[Start of Attachment]

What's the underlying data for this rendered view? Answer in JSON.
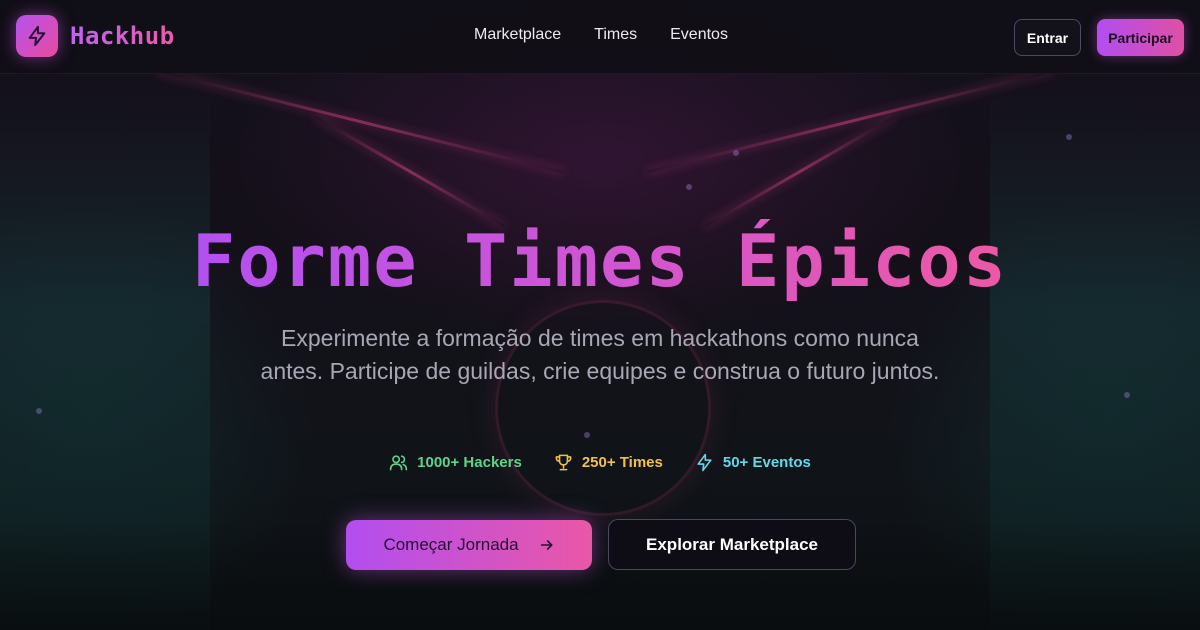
{
  "brand": {
    "name": "Hackhub",
    "logo_icon": "lightning-bolt-icon",
    "gradient_start": "#b452f0",
    "gradient_end": "#e94b9c"
  },
  "nav": {
    "links": [
      {
        "label": "Marketplace"
      },
      {
        "label": "Times"
      },
      {
        "label": "Eventos"
      }
    ],
    "login_label": "Entrar",
    "signup_label": "Participar"
  },
  "hero": {
    "title": "Forme Times Épicos",
    "subtitle": "Experimente a formação de times em hackathons como nunca antes. Participe de guildas, crie equipes e construa o futuro juntos.",
    "stats": [
      {
        "icon": "users-icon",
        "label": "1000+ Hackers",
        "color": "#5fd38a"
      },
      {
        "icon": "trophy-icon",
        "label": "250+ Times",
        "color": "#f0c04a"
      },
      {
        "icon": "lightning-bolt-icon",
        "label": "50+ Eventos",
        "color": "#62d9e6"
      }
    ],
    "primary_cta": {
      "label": "Começar Jornada",
      "icon": "arrow-right-icon"
    },
    "secondary_cta": {
      "label": "Explorar Marketplace"
    }
  }
}
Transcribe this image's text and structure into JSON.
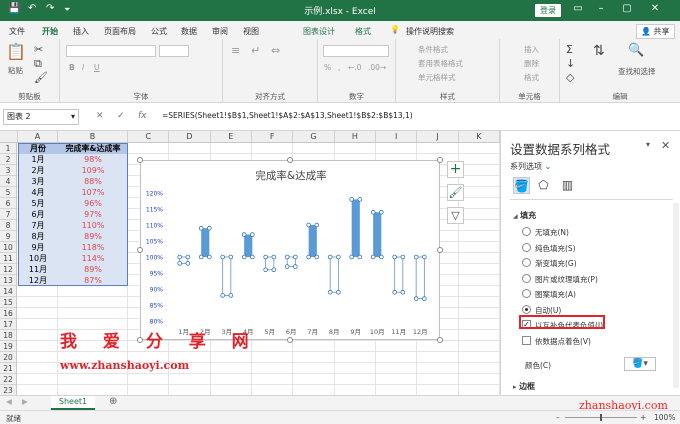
{
  "titlebar": {
    "filename": "示例.xlsx",
    "sep": "-",
    "app": "Excel",
    "login": "登录",
    "save_icon": "💾",
    "undo_icon": "↶",
    "redo_icon": "↷",
    "customize_icon": "⏷",
    "ribbon_opts_icon": "▭",
    "min_icon": "–",
    "max_icon": "▢",
    "close_icon": "✕"
  },
  "tabs": {
    "items": [
      "文件",
      "开始",
      "插入",
      "页面布局",
      "公式",
      "数据",
      "审阅",
      "视图",
      "图表设计",
      "格式"
    ],
    "tell_me": "操作说明搜索",
    "tell_me_icon": "💡",
    "share": "共享",
    "share_icon": "👤"
  },
  "ribbon": {
    "paste": "粘贴",
    "clipboard": "剪贴板",
    "font": "字体",
    "align": "对齐方式",
    "number": "数字",
    "styles": "样式",
    "cells": "单元格",
    "editing": "编辑",
    "cond_format": "条件格式",
    "table_format": "套用表格格式",
    "cell_styles": "单元格样式",
    "insert": "插入",
    "delete": "删除",
    "format": "格式",
    "find_select": "查找和选择",
    "bold": "B",
    "italic": "I",
    "underline": "U",
    "percent": "%",
    "comma": ",",
    "increase_decimal": "←.0",
    "decrease_decimal": ".00→",
    "paste_icon": "📋",
    "cut_icon": "✂",
    "copy_icon": "⧉",
    "brush_icon": "🖌",
    "align_icon": "≡",
    "wrap_icon": "↵",
    "merge_icon": "⇔",
    "autosum_icon": "Σ",
    "fill_icon": "↓",
    "clear_icon": "◇",
    "sort_icon": "⇅",
    "find_icon": "🔍"
  },
  "formula_bar": {
    "name_box": "图表 2",
    "name_dropdown_icon": "▾",
    "cancel": "✕",
    "enter": "✓",
    "fx": "fx",
    "formula": "=SERIES(Sheet1!$B$1,Sheet1!$A$2:$A$13,Sheet1!$B$2:$B$13,1)"
  },
  "grid": {
    "columns": [
      "A",
      "B",
      "C",
      "D",
      "E",
      "F",
      "G",
      "H",
      "I",
      "J",
      "K"
    ],
    "rows": [
      "1",
      "2",
      "3",
      "4",
      "5",
      "6",
      "7",
      "8",
      "9",
      "10",
      "11",
      "12",
      "13",
      "14",
      "15",
      "16",
      "17",
      "18",
      "19",
      "20",
      "21",
      "22",
      "23"
    ],
    "header_a": "月份",
    "header_b": "完成率&达成率",
    "months": [
      "1月",
      "2月",
      "3月",
      "4月",
      "5月",
      "6月",
      "7月",
      "8月",
      "9月",
      "10月",
      "11月",
      "12月"
    ],
    "rates": [
      "98%",
      "109%",
      "88%",
      "107%",
      "96%",
      "97%",
      "110%",
      "89%",
      "118%",
      "114%",
      "89%",
      "87%"
    ]
  },
  "chart_data": {
    "type": "bar",
    "title": "完成率&达成率",
    "categories": [
      "1月",
      "2月",
      "3月",
      "4月",
      "5月",
      "6月",
      "7月",
      "8月",
      "9月",
      "10月",
      "11月",
      "12月"
    ],
    "values": [
      0.98,
      1.09,
      0.88,
      1.07,
      0.96,
      0.97,
      1.1,
      0.89,
      1.18,
      1.14,
      0.89,
      0.87
    ],
    "base": 1.0,
    "ylim": [
      0.8,
      1.2
    ],
    "yticks": [
      "80%",
      "85%",
      "90%",
      "95%",
      "100%",
      "105%",
      "110%",
      "115%",
      "120%"
    ],
    "positive_color": "#5b9bd5",
    "negative_color": "#ffffff",
    "gridlines": false,
    "legend": "none",
    "plus_icon": "+",
    "brush_icon": "🖌",
    "filter_icon": "▽"
  },
  "watermark": {
    "cn": "我 爱 分 享 网",
    "url": "www.zhanshaoyi.com",
    "corner": "zhanshaoyi.com"
  },
  "pane": {
    "title": "设置数据系列格式",
    "series_options": "系列选项",
    "series_dropdown_icon": "⌄",
    "fill_section": "填充",
    "fill_section_icon": "◢",
    "options": [
      "无填充(N)",
      "纯色填充(S)",
      "渐变填充(G)",
      "图片或纹理填充(P)",
      "图案填充(A)",
      "自动(U)"
    ],
    "selected_option": 5,
    "invert_label": "以互补色代表负值(I)",
    "vary_label": "依数据点着色(V)",
    "color_label": "颜色(C)",
    "border_section": "边框",
    "border_section_icon": "▸",
    "fill_icon": "🪣",
    "effects_icon": "⬠",
    "series_icon": "▥",
    "close_icon": "✕",
    "pane_dropdown_icon": "▾",
    "check": "✓",
    "color_icon": "🪣▾"
  },
  "sheets": {
    "active": "Sheet1",
    "add_icon": "⊕",
    "prev_icon": "◀",
    "next_icon": "▶"
  },
  "status": {
    "ready": "就绪",
    "zoom": "100%",
    "zoom_minus": "–",
    "zoom_plus": "+"
  }
}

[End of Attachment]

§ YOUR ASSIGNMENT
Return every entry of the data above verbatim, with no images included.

§ WRITTEN ANSWER
What's the underlying data for this rendered view? Answer in JSON.
{
  "brand": {
    "name": "Hackhub",
    "logo_icon": "lightning-bolt-icon",
    "gradient_start": "#b452f0",
    "gradient_end": "#e94b9c"
  },
  "nav": {
    "links": [
      {
        "label": "Marketplace"
      },
      {
        "label": "Times"
      },
      {
        "label": "Eventos"
      }
    ],
    "login_label": "Entrar",
    "signup_label": "Participar"
  },
  "hero": {
    "title": "Forme Times Épicos",
    "subtitle": "Experimente a formação de times em hackathons como nunca antes. Participe de guildas, crie equipes e construa o futuro juntos.",
    "stats": [
      {
        "icon": "users-icon",
        "label": "1000+ Hackers",
        "color": "#5fd38a"
      },
      {
        "icon": "trophy-icon",
        "label": "250+ Times",
        "color": "#f0c04a"
      },
      {
        "icon": "lightning-bolt-icon",
        "label": "50+ Eventos",
        "color": "#62d9e6"
      }
    ],
    "primary_cta": {
      "label": "Começar Jornada",
      "icon": "arrow-right-icon"
    },
    "secondary_cta": {
      "label": "Explorar Marketplace"
    }
  }
}
Transcribe this image's text and structure into JSON.
{
  "titlebar": {
    "filename": "示例.xlsx",
    "sep": "-",
    "app": "Excel",
    "login": "登录",
    "save_icon": "💾",
    "undo_icon": "↶",
    "redo_icon": "↷",
    "customize_icon": "⏷",
    "ribbon_opts_icon": "▭",
    "min_icon": "–",
    "max_icon": "▢",
    "close_icon": "✕"
  },
  "tabs": {
    "items": [
      "文件",
      "开始",
      "插入",
      "页面布局",
      "公式",
      "数据",
      "审阅",
      "视图",
      "图表设计",
      "格式"
    ],
    "tell_me": "操作说明搜索",
    "tell_me_icon": "💡",
    "share": "共享",
    "share_icon": "👤"
  },
  "ribbon": {
    "paste": "粘贴",
    "clipboard": "剪贴板",
    "font": "字体",
    "align": "对齐方式",
    "number": "数字",
    "styles": "样式",
    "cells": "单元格",
    "editing": "编辑",
    "cond_format": "条件格式",
    "table_format": "套用表格格式",
    "cell_styles": "单元格样式",
    "insert": "插入",
    "delete": "删除",
    "format": "格式",
    "find_select": "查找和选择",
    "bold": "B",
    "italic": "I",
    "underline": "U",
    "percent": "%",
    "comma": ",",
    "increase_decimal": "←.0",
    "decrease_decimal": ".00→",
    "paste_icon": "📋",
    "cut_icon": "✂",
    "copy_icon": "⧉",
    "brush_icon": "🖌",
    "align_icon": "≡",
    "wrap_icon": "↵",
    "merge_icon": "⇔",
    "autosum_icon": "Σ",
    "fill_icon": "↓",
    "clear_icon": "◇",
    "sort_icon": "⇅",
    "find_icon": "🔍"
  },
  "formula_bar": {
    "name_box": "图表 2",
    "name_dropdown_icon": "▾",
    "cancel": "✕",
    "enter": "✓",
    "fx": "fx",
    "formula": "=SERIES(Sheet1!$B$1,Sheet1!$A$2:$A$13,Sheet1!$B$2:$B$13,1)"
  },
  "grid": {
    "columns": [
      "A",
      "B",
      "C",
      "D",
      "E",
      "F",
      "G",
      "H",
      "I",
      "J",
      "K"
    ],
    "rows": [
      "1",
      "2",
      "3",
      "4",
      "5",
      "6",
      "7",
      "8",
      "9",
      "10",
      "11",
      "12",
      "13",
      "14",
      "15",
      "16",
      "17",
      "18",
      "19",
      "20",
      "21",
      "22",
      "23"
    ],
    "header_a": "月份",
    "header_b": "完成率&达成率",
    "months": [
      "1月",
      "2月",
      "3月",
      "4月",
      "5月",
      "6月",
      "7月",
      "8月",
      "9月",
      "10月",
      "11月",
      "12月"
    ],
    "rates": [
      "98%",
      "109%",
      "88%",
      "107%",
      "96%",
      "97%",
      "110%",
      "89%",
      "118%",
      "114%",
      "89%",
      "87%"
    ]
  },
  "chart_data": {
    "type": "bar",
    "title": "完成率&达成率",
    "categories": [
      "1月",
      "2月",
      "3月",
      "4月",
      "5月",
      "6月",
      "7月",
      "8月",
      "9月",
      "10月",
      "11月",
      "12月"
    ],
    "values": [
      0.98,
      1.09,
      0.88,
      1.07,
      0.96,
      0.97,
      1.1,
      0.89,
      1.18,
      1.14,
      0.89,
      0.87
    ],
    "base": 1.0,
    "ylim": [
      0.8,
      1.2
    ],
    "yticks": [
      "80%",
      "85%",
      "90%",
      "95%",
      "100%",
      "105%",
      "110%",
      "115%",
      "120%"
    ],
    "positive_color": "#5b9bd5",
    "negative_color": "#ffffff",
    "gridlines": false,
    "legend": "none",
    "plus_icon": "+",
    "brush_icon": "🖌",
    "filter_icon": "▽"
  },
  "watermark": {
    "cn": "我 爱 分 享 网",
    "url": "www.zhanshaoyi.com",
    "corner": "zhanshaoyi.com"
  },
  "pane": {
    "title": "设置数据系列格式",
    "series_options": "系列选项",
    "series_dropdown_icon": "⌄",
    "fill_section": "填充",
    "fill_section_icon": "◢",
    "options": [
      "无填充(N)",
      "纯色填充(S)",
      "渐变填充(G)",
      "图片或纹理填充(P)",
      "图案填充(A)",
      "自动(U)"
    ],
    "selected_option": 5,
    "invert_label": "以互补色代表负值(I)",
    "vary_label": "依数据点着色(V)",
    "color_label": "颜色(C)",
    "border_section": "边框",
    "border_section_icon": "▸",
    "fill_icon": "🪣",
    "effects_icon": "⬠",
    "series_icon": "▥",
    "close_icon": "✕",
    "pane_dropdown_icon": "▾",
    "check": "✓",
    "color_icon": "🪣▾"
  },
  "sheets": {
    "active": "Sheet1",
    "add_icon": "⊕",
    "prev_icon": "◀",
    "next_icon": "▶"
  },
  "status": {
    "ready": "就绪",
    "zoom": "100%",
    "zoom_minus": "–",
    "zoom_plus": "+"
  }
}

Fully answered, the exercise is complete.